— Task goal —
Every record here needs to be retyped exactly.

-- Material for this task follows --

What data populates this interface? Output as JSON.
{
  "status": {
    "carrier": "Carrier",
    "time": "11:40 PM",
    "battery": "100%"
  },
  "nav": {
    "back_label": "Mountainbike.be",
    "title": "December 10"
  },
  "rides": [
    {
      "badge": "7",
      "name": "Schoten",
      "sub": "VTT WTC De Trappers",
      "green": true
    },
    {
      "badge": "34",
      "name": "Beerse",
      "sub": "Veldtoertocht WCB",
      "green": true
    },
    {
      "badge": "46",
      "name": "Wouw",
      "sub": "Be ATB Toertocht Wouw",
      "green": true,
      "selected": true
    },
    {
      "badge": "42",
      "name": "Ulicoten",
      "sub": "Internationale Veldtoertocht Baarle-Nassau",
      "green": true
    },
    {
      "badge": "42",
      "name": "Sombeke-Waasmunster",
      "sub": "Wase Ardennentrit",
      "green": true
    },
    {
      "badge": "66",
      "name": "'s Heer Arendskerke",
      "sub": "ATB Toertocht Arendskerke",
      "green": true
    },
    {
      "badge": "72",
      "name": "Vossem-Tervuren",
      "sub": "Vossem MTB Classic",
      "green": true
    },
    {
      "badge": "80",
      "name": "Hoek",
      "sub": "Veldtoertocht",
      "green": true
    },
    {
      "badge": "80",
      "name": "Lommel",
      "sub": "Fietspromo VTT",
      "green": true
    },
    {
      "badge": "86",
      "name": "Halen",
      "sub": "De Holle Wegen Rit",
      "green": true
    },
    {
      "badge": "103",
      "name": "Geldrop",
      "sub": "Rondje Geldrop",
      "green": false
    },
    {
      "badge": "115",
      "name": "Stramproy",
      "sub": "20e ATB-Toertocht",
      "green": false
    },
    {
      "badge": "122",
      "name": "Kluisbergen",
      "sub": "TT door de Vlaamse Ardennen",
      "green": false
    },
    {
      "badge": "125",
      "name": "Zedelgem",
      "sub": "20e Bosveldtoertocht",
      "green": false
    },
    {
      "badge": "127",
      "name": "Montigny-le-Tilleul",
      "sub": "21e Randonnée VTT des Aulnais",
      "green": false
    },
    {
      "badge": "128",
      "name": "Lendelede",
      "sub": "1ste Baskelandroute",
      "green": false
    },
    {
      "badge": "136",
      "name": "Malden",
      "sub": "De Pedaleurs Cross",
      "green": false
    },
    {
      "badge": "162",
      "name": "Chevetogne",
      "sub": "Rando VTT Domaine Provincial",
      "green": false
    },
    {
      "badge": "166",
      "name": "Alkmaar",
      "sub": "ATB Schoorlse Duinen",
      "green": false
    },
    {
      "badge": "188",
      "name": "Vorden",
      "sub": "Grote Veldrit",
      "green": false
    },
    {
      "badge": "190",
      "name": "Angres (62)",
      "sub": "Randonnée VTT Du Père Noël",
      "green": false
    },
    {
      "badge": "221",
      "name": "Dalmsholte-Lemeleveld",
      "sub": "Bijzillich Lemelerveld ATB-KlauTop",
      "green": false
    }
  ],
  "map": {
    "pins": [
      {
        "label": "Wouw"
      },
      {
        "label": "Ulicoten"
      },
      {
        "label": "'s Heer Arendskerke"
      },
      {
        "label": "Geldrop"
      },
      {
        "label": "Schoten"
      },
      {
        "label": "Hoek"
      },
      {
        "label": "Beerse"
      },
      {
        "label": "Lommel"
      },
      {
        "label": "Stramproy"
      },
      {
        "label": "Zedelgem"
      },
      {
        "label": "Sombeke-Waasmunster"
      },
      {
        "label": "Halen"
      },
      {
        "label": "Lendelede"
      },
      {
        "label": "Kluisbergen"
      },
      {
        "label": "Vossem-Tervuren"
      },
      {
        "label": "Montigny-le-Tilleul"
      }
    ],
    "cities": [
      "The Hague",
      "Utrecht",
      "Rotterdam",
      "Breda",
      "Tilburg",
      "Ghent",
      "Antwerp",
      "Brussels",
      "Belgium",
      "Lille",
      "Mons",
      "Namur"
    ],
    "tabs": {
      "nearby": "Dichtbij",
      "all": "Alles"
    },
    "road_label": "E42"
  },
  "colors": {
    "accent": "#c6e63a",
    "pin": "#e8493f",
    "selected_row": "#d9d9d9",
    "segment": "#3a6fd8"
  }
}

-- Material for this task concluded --

— Exercise output —
What data populates this interface? Output as JSON.
{
  "status": {
    "carrier": "Carrier",
    "time": "11:40 PM",
    "battery": "100%"
  },
  "nav": {
    "back_label": "Mountainbike.be",
    "title": "December 10"
  },
  "rides": [
    {
      "badge": "7",
      "name": "Schoten",
      "sub": "VTT WTC De Trappers",
      "green": true
    },
    {
      "badge": "34",
      "name": "Beerse",
      "sub": "Veldtoertocht WCB",
      "green": true
    },
    {
      "badge": "46",
      "name": "Wouw",
      "sub": "Be ATB Toertocht Wouw",
      "green": true,
      "selected": true
    },
    {
      "badge": "42",
      "name": "Ulicoten",
      "sub": "Internationale Veldtoertocht Baarle-Nassau",
      "green": true
    },
    {
      "badge": "42",
      "name": "Sombeke-Waasmunster",
      "sub": "Wase Ardennentrit",
      "green": true
    },
    {
      "badge": "66",
      "name": "'s Heer Arendskerke",
      "sub": "ATB Toertocht Arendskerke",
      "green": true
    },
    {
      "badge": "72",
      "name": "Vossem-Tervuren",
      "sub": "Vossem MTB Classic",
      "green": true
    },
    {
      "badge": "80",
      "name": "Hoek",
      "sub": "Veldtoertocht",
      "green": true
    },
    {
      "badge": "80",
      "name": "Lommel",
      "sub": "Fietspromo VTT",
      "green": true
    },
    {
      "badge": "86",
      "name": "Halen",
      "sub": "De Holle Wegen Rit",
      "green": true
    },
    {
      "badge": "103",
      "name": "Geldrop",
      "sub": "Rondje Geldrop",
      "green": false
    },
    {
      "badge": "115",
      "name": "Stramproy",
      "sub": "20e ATB-Toertocht",
      "green": false
    },
    {
      "badge": "122",
      "name": "Kluisbergen",
      "sub": "TT door de Vlaamse Ardennen",
      "green": false
    },
    {
      "badge": "125",
      "name": "Zedelgem",
      "sub": "20e Bosveldtoertocht",
      "green": false
    },
    {
      "badge": "127",
      "name": "Montigny-le-Tilleul",
      "sub": "21e Randonnée VTT des Aulnais",
      "green": false
    },
    {
      "badge": "128",
      "name": "Lendelede",
      "sub": "1ste Baskelandroute",
      "green": false
    },
    {
      "badge": "136",
      "name": "Malden",
      "sub": "De Pedaleurs Cross",
      "green": false
    },
    {
      "badge": "162",
      "name": "Chevetogne",
      "sub": "Rando VTT Domaine Provincial",
      "green": false
    },
    {
      "badge": "166",
      "name": "Alkmaar",
      "sub": "ATB Schoorlse Duinen",
      "green": false
    },
    {
      "badge": "188",
      "name": "Vorden",
      "sub": "Grote Veldrit",
      "green": false
    },
    {
      "badge": "190",
      "name": "Angres (62)",
      "sub": "Randonnée VTT Du Père Noël",
      "green": false
    },
    {
      "badge": "221",
      "name": "Dalmsholte-Lemeleveld",
      "sub": "Bijzillich Lemelerveld ATB-KlauTop",
      "green": false
    }
  ],
  "map": {
    "pins": [
      {
        "label": "Wouw"
      },
      {
        "label": "Ulicoten"
      },
      {
        "label": "'s Heer Arendskerke"
      },
      {
        "label": "Geldrop"
      },
      {
        "label": "Schoten"
      },
      {
        "label": "Hoek"
      },
      {
        "label": "Beerse"
      },
      {
        "label": "Lommel"
      },
      {
        "label": "Stramproy"
      },
      {
        "label": "Zedelgem"
      },
      {
        "label": "Sombeke-Waasmunster"
      },
      {
        "label": "Halen"
      },
      {
        "label": "Lendelede"
      },
      {
        "label": "Kluisbergen"
      },
      {
        "label": "Vossem-Tervuren"
      },
      {
        "label": "Montigny-le-Tilleul"
      }
    ],
    "cities": [
      "The Hague",
      "Utrecht",
      "Rotterdam",
      "Breda",
      "Tilburg",
      "Ghent",
      "Antwerp",
      "Brussels",
      "Belgium",
      "Lille",
      "Mons",
      "Namur"
    ],
    "tabs": {
      "nearby": "Dichtbij",
      "all": "Alles"
    },
    "road_label": "E42"
  },
  "colors": {
    "accent": "#c6e63a",
    "pin": "#e8493f",
    "selected_row": "#d9d9d9",
    "segment": "#3a6fd8"
  }
}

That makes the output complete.